Views: 9 Author: Site Editor Publish Time: 2023-05-17 Origin: Site
It’s long been known that malt contains precursor compounds that can be unlocked via fermentation for bright, tropical-fruit aromas. Researchers are beginning to quantify those contributions, and brewers are putting them to work in the brewhouse.
IN THE PURSUIT OF POPULAR tropical aromas, it’s become fashionable to harness thiols and figure out how to maximize their contribution from hops. Ironically, that attention to thiol expression has yet to focus much on the ingredient that’s most responsible for it: malted barley.
Research is ongoing in all areas, but so far, hops and genetically modified “thiolized” yeasts are the tools that brewers are employing most often in the thiol workshop. However, a few scientists and brewers are discovering just how powerful a lever malt can be in this realm.
“Pretty much all of the thiols coming out of beers are from the barley,” says Laura Burns, director of research and development at Omega Yeast. “If there’s a recipe that has hops and [one that] doesn’t have hops, the difference in thiol output is about 10 percent.”
Indeed, brewing science has suspected this for years, even if the knowledge hasn’t trickled out broadly. In 2008, Japanese researcher Toru Kishimoto and his team found that 3-mercaptohexanol (3MH), a volatile thiol responsible for grapefruit, rhubarb, and passion-fruit aromas, occurred in unhopped beers-a strong suggestion that such a compound was malt-derived. In 2016, French researcher Laurent Dagan and his fellow researchers at Nyseos for the first time identified and quantified the cysteinylated (Cys-) and glutathionylated (Glut-) precursors of 3MH (odorless) in several types of barley, rice, sorghum, and wheat malts. They further concluded that the specific malt variety, the malt’s roasting level, and probably enzymatic activities all contributed to the variation of thiol potential in the wort- and thus, potentially, the free thiols in beer.

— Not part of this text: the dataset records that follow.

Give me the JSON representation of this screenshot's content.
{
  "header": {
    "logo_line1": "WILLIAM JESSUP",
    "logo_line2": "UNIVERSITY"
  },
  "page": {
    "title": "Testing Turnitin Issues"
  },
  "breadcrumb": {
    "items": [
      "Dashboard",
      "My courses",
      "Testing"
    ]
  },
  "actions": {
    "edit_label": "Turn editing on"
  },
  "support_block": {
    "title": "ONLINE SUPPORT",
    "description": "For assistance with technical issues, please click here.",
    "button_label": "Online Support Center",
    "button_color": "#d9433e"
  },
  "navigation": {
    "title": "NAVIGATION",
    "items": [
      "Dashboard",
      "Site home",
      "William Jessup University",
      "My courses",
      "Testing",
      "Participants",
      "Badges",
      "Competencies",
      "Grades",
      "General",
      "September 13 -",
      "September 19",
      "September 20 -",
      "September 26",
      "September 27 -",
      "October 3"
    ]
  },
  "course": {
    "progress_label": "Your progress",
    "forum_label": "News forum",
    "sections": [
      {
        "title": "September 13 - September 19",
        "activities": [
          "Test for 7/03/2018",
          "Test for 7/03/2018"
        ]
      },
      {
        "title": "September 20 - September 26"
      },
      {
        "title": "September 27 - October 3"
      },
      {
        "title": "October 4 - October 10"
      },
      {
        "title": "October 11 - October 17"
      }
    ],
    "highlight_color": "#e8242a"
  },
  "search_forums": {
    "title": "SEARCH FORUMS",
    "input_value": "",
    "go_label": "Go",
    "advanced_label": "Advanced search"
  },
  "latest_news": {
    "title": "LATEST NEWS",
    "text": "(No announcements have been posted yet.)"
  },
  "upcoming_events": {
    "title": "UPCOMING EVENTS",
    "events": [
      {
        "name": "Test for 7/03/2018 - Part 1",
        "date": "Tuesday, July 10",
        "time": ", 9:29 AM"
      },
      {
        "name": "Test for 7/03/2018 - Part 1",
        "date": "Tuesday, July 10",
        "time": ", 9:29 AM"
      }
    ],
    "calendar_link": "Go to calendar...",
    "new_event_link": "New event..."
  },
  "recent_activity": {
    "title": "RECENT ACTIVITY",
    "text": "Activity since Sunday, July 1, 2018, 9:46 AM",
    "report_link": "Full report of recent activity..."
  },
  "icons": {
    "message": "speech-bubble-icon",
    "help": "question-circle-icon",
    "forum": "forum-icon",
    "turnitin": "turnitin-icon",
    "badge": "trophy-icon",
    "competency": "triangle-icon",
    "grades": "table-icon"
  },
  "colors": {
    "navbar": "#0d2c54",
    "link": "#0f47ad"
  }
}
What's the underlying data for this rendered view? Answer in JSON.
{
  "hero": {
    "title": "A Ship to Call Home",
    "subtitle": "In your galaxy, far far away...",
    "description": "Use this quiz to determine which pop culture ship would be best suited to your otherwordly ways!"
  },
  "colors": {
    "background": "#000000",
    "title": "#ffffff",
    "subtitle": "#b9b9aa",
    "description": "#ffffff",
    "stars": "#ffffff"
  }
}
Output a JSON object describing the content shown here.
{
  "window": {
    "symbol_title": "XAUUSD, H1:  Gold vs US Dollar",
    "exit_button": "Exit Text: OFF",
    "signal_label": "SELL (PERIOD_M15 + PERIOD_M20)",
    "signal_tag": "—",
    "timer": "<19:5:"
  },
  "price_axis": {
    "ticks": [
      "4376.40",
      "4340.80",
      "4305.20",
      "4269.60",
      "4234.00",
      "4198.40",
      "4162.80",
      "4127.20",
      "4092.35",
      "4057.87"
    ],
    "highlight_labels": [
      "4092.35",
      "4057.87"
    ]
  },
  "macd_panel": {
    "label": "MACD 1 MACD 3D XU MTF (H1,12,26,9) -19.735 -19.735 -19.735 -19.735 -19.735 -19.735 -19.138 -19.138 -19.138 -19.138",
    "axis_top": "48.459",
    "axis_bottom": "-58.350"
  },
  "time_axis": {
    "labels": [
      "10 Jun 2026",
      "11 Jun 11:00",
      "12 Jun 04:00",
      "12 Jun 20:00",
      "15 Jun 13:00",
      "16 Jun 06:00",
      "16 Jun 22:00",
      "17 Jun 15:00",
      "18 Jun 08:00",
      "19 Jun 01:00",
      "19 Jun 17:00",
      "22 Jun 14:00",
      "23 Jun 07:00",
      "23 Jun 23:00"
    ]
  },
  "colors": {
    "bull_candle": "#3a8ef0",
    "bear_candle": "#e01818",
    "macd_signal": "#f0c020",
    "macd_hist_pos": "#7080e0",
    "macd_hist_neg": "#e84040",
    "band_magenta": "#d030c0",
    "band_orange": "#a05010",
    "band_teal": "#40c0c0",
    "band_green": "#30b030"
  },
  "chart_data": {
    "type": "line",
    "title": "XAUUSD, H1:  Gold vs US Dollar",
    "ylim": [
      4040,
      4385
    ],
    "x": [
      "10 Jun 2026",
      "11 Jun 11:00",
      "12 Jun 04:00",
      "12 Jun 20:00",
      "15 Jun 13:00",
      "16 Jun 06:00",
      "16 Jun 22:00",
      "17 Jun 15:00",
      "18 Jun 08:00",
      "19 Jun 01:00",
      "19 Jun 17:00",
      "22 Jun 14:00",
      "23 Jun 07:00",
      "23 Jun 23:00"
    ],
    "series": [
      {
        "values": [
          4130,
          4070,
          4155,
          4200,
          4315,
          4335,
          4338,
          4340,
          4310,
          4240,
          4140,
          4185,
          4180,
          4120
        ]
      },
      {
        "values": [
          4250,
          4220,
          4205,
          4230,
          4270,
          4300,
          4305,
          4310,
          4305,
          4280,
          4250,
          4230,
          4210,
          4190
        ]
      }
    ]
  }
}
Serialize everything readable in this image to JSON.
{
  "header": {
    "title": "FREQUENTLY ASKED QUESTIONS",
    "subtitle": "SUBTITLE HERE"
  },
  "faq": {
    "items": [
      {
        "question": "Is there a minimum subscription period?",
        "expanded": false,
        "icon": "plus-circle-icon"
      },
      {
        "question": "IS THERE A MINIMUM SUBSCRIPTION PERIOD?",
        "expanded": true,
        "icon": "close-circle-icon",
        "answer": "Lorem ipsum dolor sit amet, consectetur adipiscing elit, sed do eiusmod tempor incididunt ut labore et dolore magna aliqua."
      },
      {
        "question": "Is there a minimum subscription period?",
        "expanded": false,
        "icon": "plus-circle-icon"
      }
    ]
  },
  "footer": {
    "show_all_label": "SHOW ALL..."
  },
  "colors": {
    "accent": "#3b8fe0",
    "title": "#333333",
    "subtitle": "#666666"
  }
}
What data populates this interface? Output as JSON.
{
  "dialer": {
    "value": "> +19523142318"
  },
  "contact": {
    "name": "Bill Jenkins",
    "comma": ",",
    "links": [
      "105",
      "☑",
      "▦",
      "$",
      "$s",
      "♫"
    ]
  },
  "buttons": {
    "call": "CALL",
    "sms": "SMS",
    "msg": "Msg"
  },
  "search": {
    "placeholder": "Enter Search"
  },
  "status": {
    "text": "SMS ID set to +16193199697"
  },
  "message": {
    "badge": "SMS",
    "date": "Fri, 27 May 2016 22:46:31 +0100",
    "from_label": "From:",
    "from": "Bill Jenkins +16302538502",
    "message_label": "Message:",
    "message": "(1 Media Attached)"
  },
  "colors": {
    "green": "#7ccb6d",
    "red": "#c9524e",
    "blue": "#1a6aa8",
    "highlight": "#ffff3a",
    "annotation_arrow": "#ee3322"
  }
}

As brewers work toward a more nuanced, integrated approach to unlocking and incorporating the bound thiols naturally present in their raw materials, their malt selection and mashing process are critical. However, Dagan emphasizes, the practical applications of this knowledge are so far still in development. It’s too soon to conclude that certain malts always contribute particular precursors or that adjusting a mash in a certain way will have a guaranteed result in terms of thiols in beer. Fermentation is a key point for thiol release and, thus, for the aromatic contribution of free thiols.